Not so. Johnny’s Y chromosome came from his PgF’s father. It was not inherited from his PgM in any way. His Y chromosome (which also does not undergo crossing over with the X) will be preserved intact regardless of the number of generations you go back. (His father’s autosomal genes and X chromosome, however, may ultimately become identical to those of his PgM’s.)

You don’t even need to invoke crossing over. Even if you look at whole chromosomes as units, it’s unlikely that an even mix will be passed on every generation.

I have 46 chromosomes. 23 are from my dad, and 23 are from my mom. When I make a sperm, that sperm could contain 23 of my dad’s chromosomes, 23 of my mom’s chromosomes, or (far more likely), some combination - say, 12 dad’s and 11 mom’s, or 14 mom’s and 9 dad’s.

Because of this, and considering that chromosomes are of different sizes, and tossing in recombination for good measure, you’d expect the mix in each generation to vary. It’ll be, on average, close to 50/50, but it’ll be a bell curve.

I am, of course, ignoring sex chromosomes, but they’re only one pair out of 23.

Yeah, the only case where you can get exact consanguinity numbers (other than identical twins, of course) is parent/child, who are guaranteed to be a 50% match. Any other relation, the numbers you calculate will only be an average, and could be higher or lower.

Wouldnt you share 1/2 of your genetic material with your first cousins since you share 1/2 of the grandparents?

Didn’t Heinlein deal with this? IIRC, Laz Long does the deed with his g-granddaughter, justifying that he and she haven’t enough genetic material in common to make it incest.

No, because the 1/4 that is passed on from each grandparent is independent of the 1/4 that is passed on from the other grandparent in each family.

Why the assumption that a child of Johnny & Great-Grandma is Johnny’s grandfather rather than a great-uncle / great-aunt? It seems to require much less messing with history to have a one-off fling than to erase one’s great-grandfather.

Nearly everyone in the galaxy is a descendant to some degree of Lazarus Long, but I don’t think he ever slept with any of them as close as three generations. Aside from his two gender-swapped clones or his mother, of course.

It might be pointed out, however, that crossing over delays the complete elimination of genetic material from some ancestors. By the time you get to the sixth generation back, you have more ancestors (64) than chromosomes (46). If chromosomes were inherited as units, then at least 18 (and probably more) of your ancestors would be completely unrepresented in your genome. Crossing over means that some of their genes will probably still be represented by at least some fragments of your chromosomes.

In fact, in the first book he appeared in (Methuselah’s Children) he refuses to have a relationship with a woman who’s his great-great-grandaughter, I think (possibly another “great” in there). She has no problem with the distant consaguinity, though.

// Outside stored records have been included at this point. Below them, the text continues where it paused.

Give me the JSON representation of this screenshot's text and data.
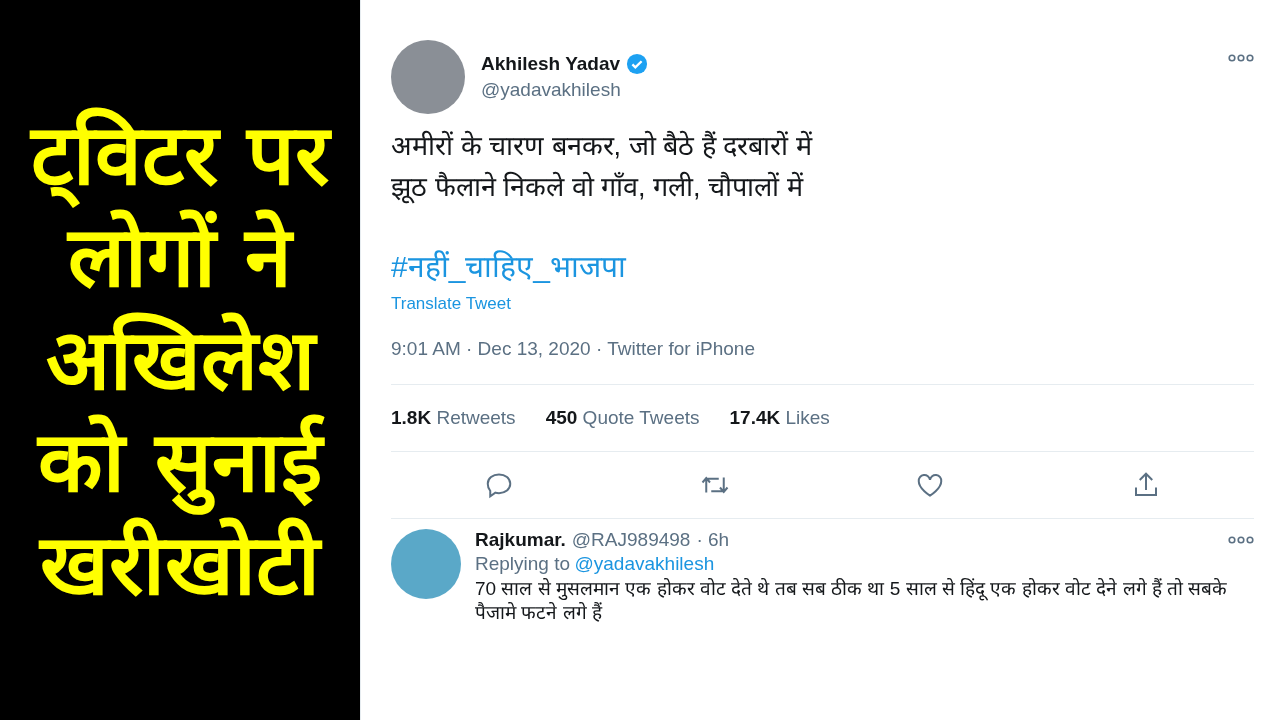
{
  "headline": "ट्विटर पर लोगों ने अखिलेश को सुनाई खरीखोटी",
  "tweet": {
    "author": "Akhilesh Yadav",
    "verified": true,
    "handle": "@yadavakhilesh",
    "text_lines": [
      "अमीरों के चारण बनकर, जो बैठे हैं दरबारों में",
      "झूठ फैलाने निकले वो गाँव, गली, चौपालों में"
    ],
    "hashtag": "#नहीं_चाहिए_भाजपा",
    "translate": "Translate Tweet",
    "meta": "9:01 AM · Dec 13, 2020 · Twitter for iPhone",
    "stats": [
      {
        "count": "1.8K",
        "label": "Retweets"
      },
      {
        "count": "450",
        "label": "Quote Tweets"
      },
      {
        "count": "17.4K",
        "label": "Likes"
      }
    ],
    "actions": [
      {
        "kind": "reply"
      },
      {
        "kind": "retweet"
      },
      {
        "kind": "like"
      },
      {
        "kind": "share"
      }
    ]
  },
  "reply": {
    "author": "Rajkumar.",
    "handle": "@RAJ989498",
    "time": "· 6h",
    "replying_label": "Replying to",
    "replying_to": "@yadavakhilesh",
    "text": "70 साल से मुसलमान एक होकर वोट देते थे तब सब ठीक था 5 साल से हिंदू एक होकर वोट देने लगे हैं तो सबके पैजामे फटने लगे हैं"
  }
}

When I first saw the thread subject, I thought of a different Heinlein story, but perhaps we should leave that until this thread is zombified

I think you share 1/4 (on average) of genetic material with your parent’s sibling, and 1/8 with your first cousins.

Of course, really, most human DNA is the same anyway, but you know what I mean.